*ACTIVITY*. Write each entry again exactly as shown, but without the images it holds.
>>>
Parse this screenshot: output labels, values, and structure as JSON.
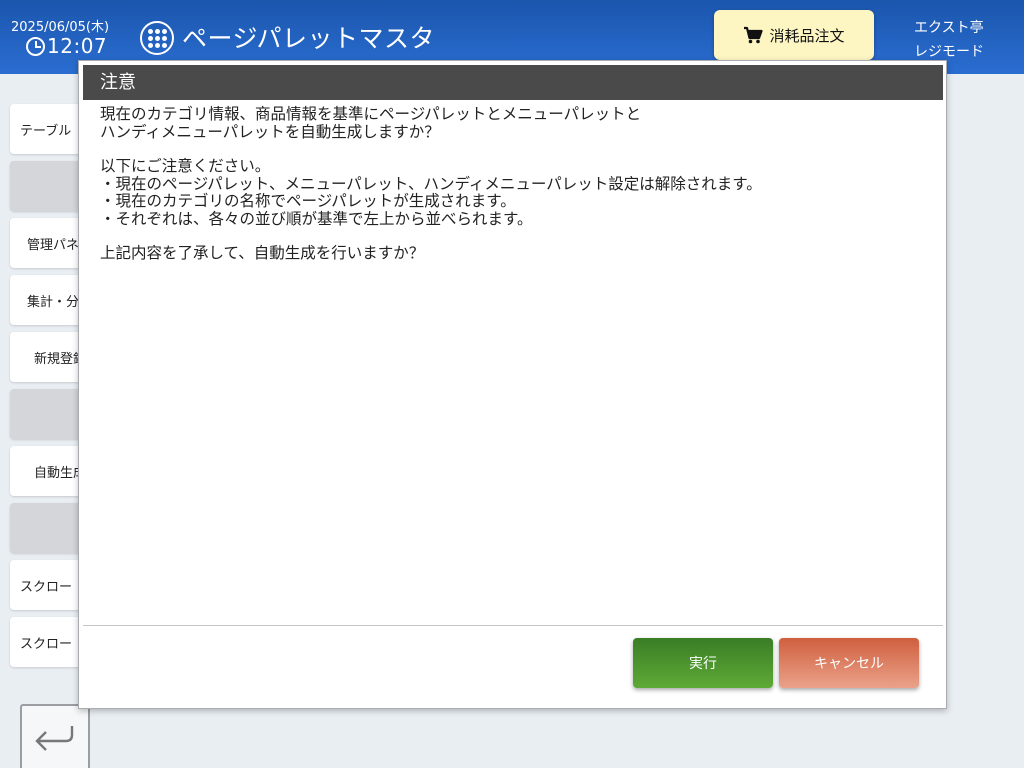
{
  "header": {
    "date": "2025/06/05(木)",
    "time": "12:07",
    "title": "ページパレットマスタ",
    "order_button": "消耗品注文",
    "store": "エクスト亭",
    "mode": "レジモード"
  },
  "sidebar": {
    "items": [
      {
        "label": "テーブル"
      },
      {
        "label": ""
      },
      {
        "label": "管理パネ"
      },
      {
        "label": "集計・分"
      },
      {
        "label": "新規登録"
      },
      {
        "label": ""
      },
      {
        "label": "自動生成"
      },
      {
        "label": ""
      },
      {
        "label": "スクロー"
      },
      {
        "label": "スクロー"
      }
    ]
  },
  "dialog": {
    "title": "注意",
    "paragraph1": [
      "現在のカテゴリ情報、商品情報を基準にページパレットとメニューパレットと",
      "ハンディメニューパレットを自動生成しますか？"
    ],
    "paragraph2": [
      "以下にご注意ください。",
      "・現在のページパレット、メニューパレット、ハンディメニューパレット設定は解除されます。",
      "・現在のカテゴリの名称でページパレットが生成されます。",
      "・それぞれは、各々の並び順が基準で左上から並べられます。"
    ],
    "question": "上記内容を了承して、自動生成を行いますか？",
    "ok_button": "実行",
    "cancel_button": "キャンセル"
  },
  "icons": {
    "clock": "clock-icon",
    "menu": "grid-menu-icon",
    "cart": "cart-icon",
    "back": "back-arrow-icon"
  },
  "colors": {
    "header": "#1b56ad",
    "dialog_title_bg": "#4a4a4a",
    "ok_button": "#4a8f2e",
    "cancel_button": "#dc7a5c",
    "order_button": "#fdf6c3"
  }
}
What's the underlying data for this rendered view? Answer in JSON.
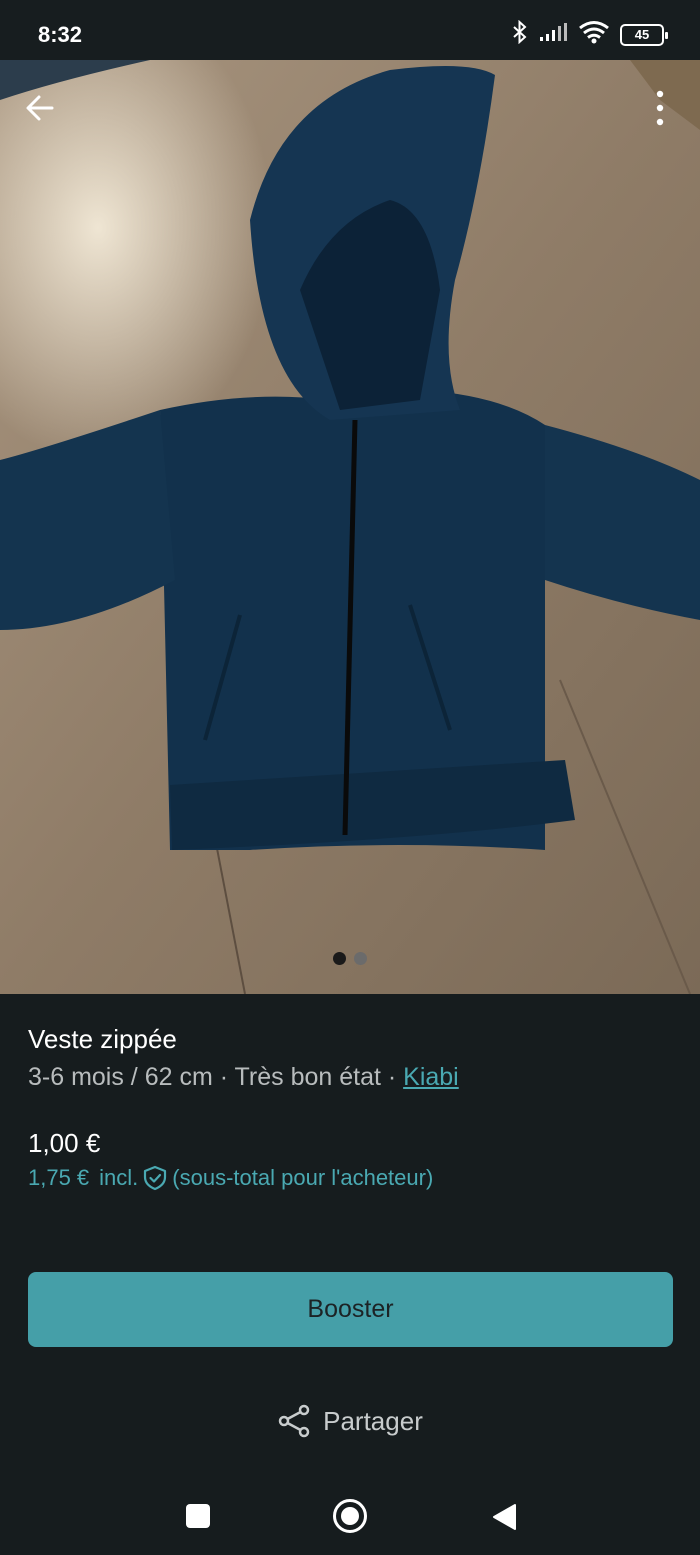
{
  "status_bar": {
    "time": "8:32",
    "battery": "45",
    "icons": [
      "bluetooth-icon",
      "signal-icon",
      "wifi-icon",
      "battery-icon"
    ]
  },
  "photo": {
    "description_icon": "hoodie-photo",
    "page_count": 2,
    "current_page": 1
  },
  "item": {
    "title": "Veste zippée",
    "size": "3-6 mois / 62 cm",
    "separator": " · ",
    "condition": "Très bon état",
    "brand": "Kiabi"
  },
  "pricing": {
    "price": "1,00 €",
    "buyer_price": "1,75 €",
    "incl_label": "incl.",
    "buyer_note": "(sous-total pour l'acheteur)"
  },
  "actions": {
    "booster_label": "Booster",
    "share_label": "Partager"
  },
  "colors": {
    "accent": "#459fa8",
    "link": "#4aa9b2",
    "background": "#161c1e"
  }
}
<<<
*WORKED SOLUTION*.
Parse this screenshot: output labels, values, and structure as JSON.
{
  "header": {
    "date": "2025/06/05(木)",
    "time": "12:07",
    "title": "ページパレットマスタ",
    "order_button": "消耗品注文",
    "store": "エクスト亭",
    "mode": "レジモード"
  },
  "sidebar": {
    "items": [
      {
        "label": "テーブル"
      },
      {
        "label": ""
      },
      {
        "label": "管理パネ"
      },
      {
        "label": "集計・分"
      },
      {
        "label": "新規登録"
      },
      {
        "label": ""
      },
      {
        "label": "自動生成"
      },
      {
        "label": ""
      },
      {
        "label": "スクロー"
      },
      {
        "label": "スクロー"
      }
    ]
  },
  "dialog": {
    "title": "注意",
    "paragraph1": [
      "現在のカテゴリ情報、商品情報を基準にページパレットとメニューパレットと",
      "ハンディメニューパレットを自動生成しますか？"
    ],
    "paragraph2": [
      "以下にご注意ください。",
      "・現在のページパレット、メニューパレット、ハンディメニューパレット設定は解除されます。",
      "・現在のカテゴリの名称でページパレットが生成されます。",
      "・それぞれは、各々の並び順が基準で左上から並べられます。"
    ],
    "question": "上記内容を了承して、自動生成を行いますか？",
    "ok_button": "実行",
    "cancel_button": "キャンセル"
  },
  "icons": {
    "clock": "clock-icon",
    "menu": "grid-menu-icon",
    "cart": "cart-icon",
    "back": "back-arrow-icon"
  },
  "colors": {
    "header": "#1b56ad",
    "dialog_title_bg": "#4a4a4a",
    "ok_button": "#4a8f2e",
    "cancel_button": "#dc7a5c",
    "order_button": "#fdf6c3"
  }
}
What's the underlying data for this rendered view? Answer in JSON.
{
  "status_bar": {
    "time": "8:32",
    "battery": "45",
    "icons": [
      "bluetooth-icon",
      "signal-icon",
      "wifi-icon",
      "battery-icon"
    ]
  },
  "photo": {
    "description_icon": "hoodie-photo",
    "page_count": 2,
    "current_page": 1
  },
  "item": {
    "title": "Veste zippée",
    "size": "3-6 mois / 62 cm",
    "separator": " · ",
    "condition": "Très bon état",
    "brand": "Kiabi"
  },
  "pricing": {
    "price": "1,00 €",
    "buyer_price": "1,75 €",
    "incl_label": "incl.",
    "buyer_note": "(sous-total pour l'acheteur)"
  },
  "actions": {
    "booster_label": "Booster",
    "share_label": "Partager"
  },
  "colors": {
    "accent": "#459fa8",
    "link": "#4aa9b2",
    "background": "#161c1e"
  }
}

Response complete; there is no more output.